§ **WORK INSTRUCTIONS**:
In your copy of the data, omit the pictures and keep all else exactly as given.

*** Block opens ***

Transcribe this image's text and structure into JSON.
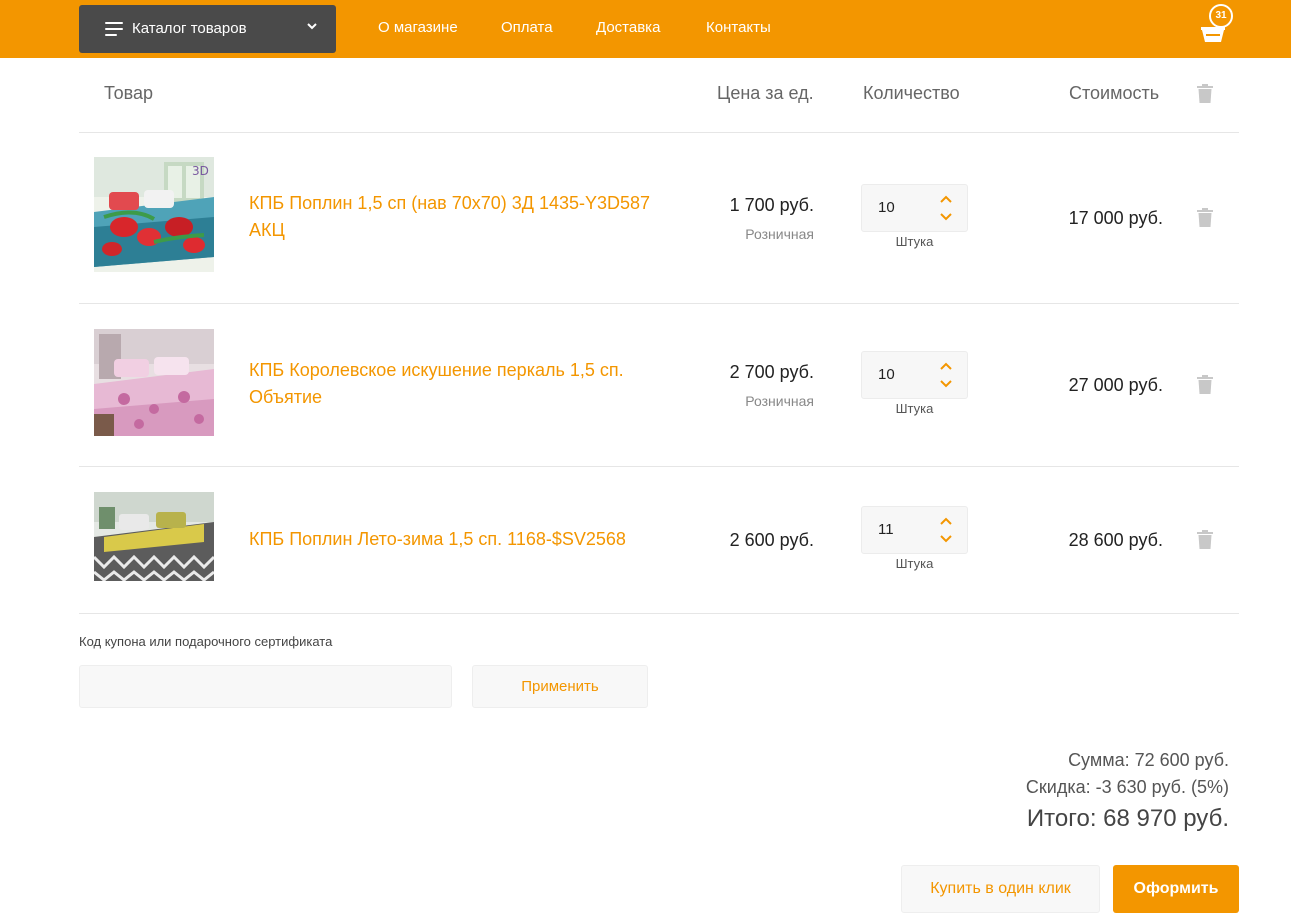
{
  "header": {
    "catalog_label": "Каталог товаров",
    "nav": [
      "О магазине",
      "Оплата",
      "Доставка",
      "Контакты"
    ],
    "cart_count": "31"
  },
  "table": {
    "col_product": "Товар",
    "col_price": "Цена за ед.",
    "col_qty": "Количество",
    "col_cost": "Стоимость"
  },
  "items": [
    {
      "name": "КПБ Поплин 1,5 сп (нав 70х70) 3Д 1435-Y3D587 АКЦ",
      "price": "1 700 руб.",
      "price_type": "Розничная",
      "qty": "10",
      "unit": "Штука",
      "cost": "17 000 руб.",
      "thumb_badge": "3D"
    },
    {
      "name": "КПБ Королевское искушение перкаль 1,5 сп. Объятие",
      "price": "2 700 руб.",
      "price_type": "Розничная",
      "qty": "10",
      "unit": "Штука",
      "cost": "27 000 руб."
    },
    {
      "name": "КПБ Поплин Лето-зима 1,5 сп. 1168-$SV2568",
      "price": "2 600 руб.",
      "qty": "11",
      "unit": "Штука",
      "cost": "28 600 руб."
    }
  ],
  "coupon": {
    "label": "Код купона или подарочного сертификата",
    "placeholder": "",
    "apply_label": "Применить"
  },
  "totals": {
    "sum": "Сумма: 72 600 руб.",
    "discount": "Скидка: -3 630 руб. (5%)",
    "total": "Итого: 68 970 руб."
  },
  "actions": {
    "one_click": "Купить в один клик",
    "checkout": "Оформить"
  },
  "colors": {
    "accent": "#f39600",
    "catalog_bg": "#4a4a4a"
  }
}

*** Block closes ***

§ **RESULT OF THE TASK**:
Transcribe this image's text and structure into JSON.
{
  "header": {
    "catalog_label": "Каталог товаров",
    "nav": [
      "О магазине",
      "Оплата",
      "Доставка",
      "Контакты"
    ],
    "cart_count": "31"
  },
  "table": {
    "col_product": "Товар",
    "col_price": "Цена за ед.",
    "col_qty": "Количество",
    "col_cost": "Стоимость"
  },
  "items": [
    {
      "name": "КПБ Поплин 1,5 сп (нав 70х70) 3Д 1435-Y3D587 АКЦ",
      "price": "1 700 руб.",
      "price_type": "Розничная",
      "qty": "10",
      "unit": "Штука",
      "cost": "17 000 руб.",
      "thumb_badge": "3D"
    },
    {
      "name": "КПБ Королевское искушение перкаль 1,5 сп. Объятие",
      "price": "2 700 руб.",
      "price_type": "Розничная",
      "qty": "10",
      "unit": "Штука",
      "cost": "27 000 руб."
    },
    {
      "name": "КПБ Поплин Лето-зима 1,5 сп. 1168-$SV2568",
      "price": "2 600 руб.",
      "qty": "11",
      "unit": "Штука",
      "cost": "28 600 руб."
    }
  ],
  "coupon": {
    "label": "Код купона или подарочного сертификата",
    "placeholder": "",
    "apply_label": "Применить"
  },
  "totals": {
    "sum": "Сумма: 72 600 руб.",
    "discount": "Скидка: -3 630 руб. (5%)",
    "total": "Итого: 68 970 руб."
  },
  "actions": {
    "one_click": "Купить в один клик",
    "checkout": "Оформить"
  },
  "colors": {
    "accent": "#f39600",
    "catalog_bg": "#4a4a4a"
  }
}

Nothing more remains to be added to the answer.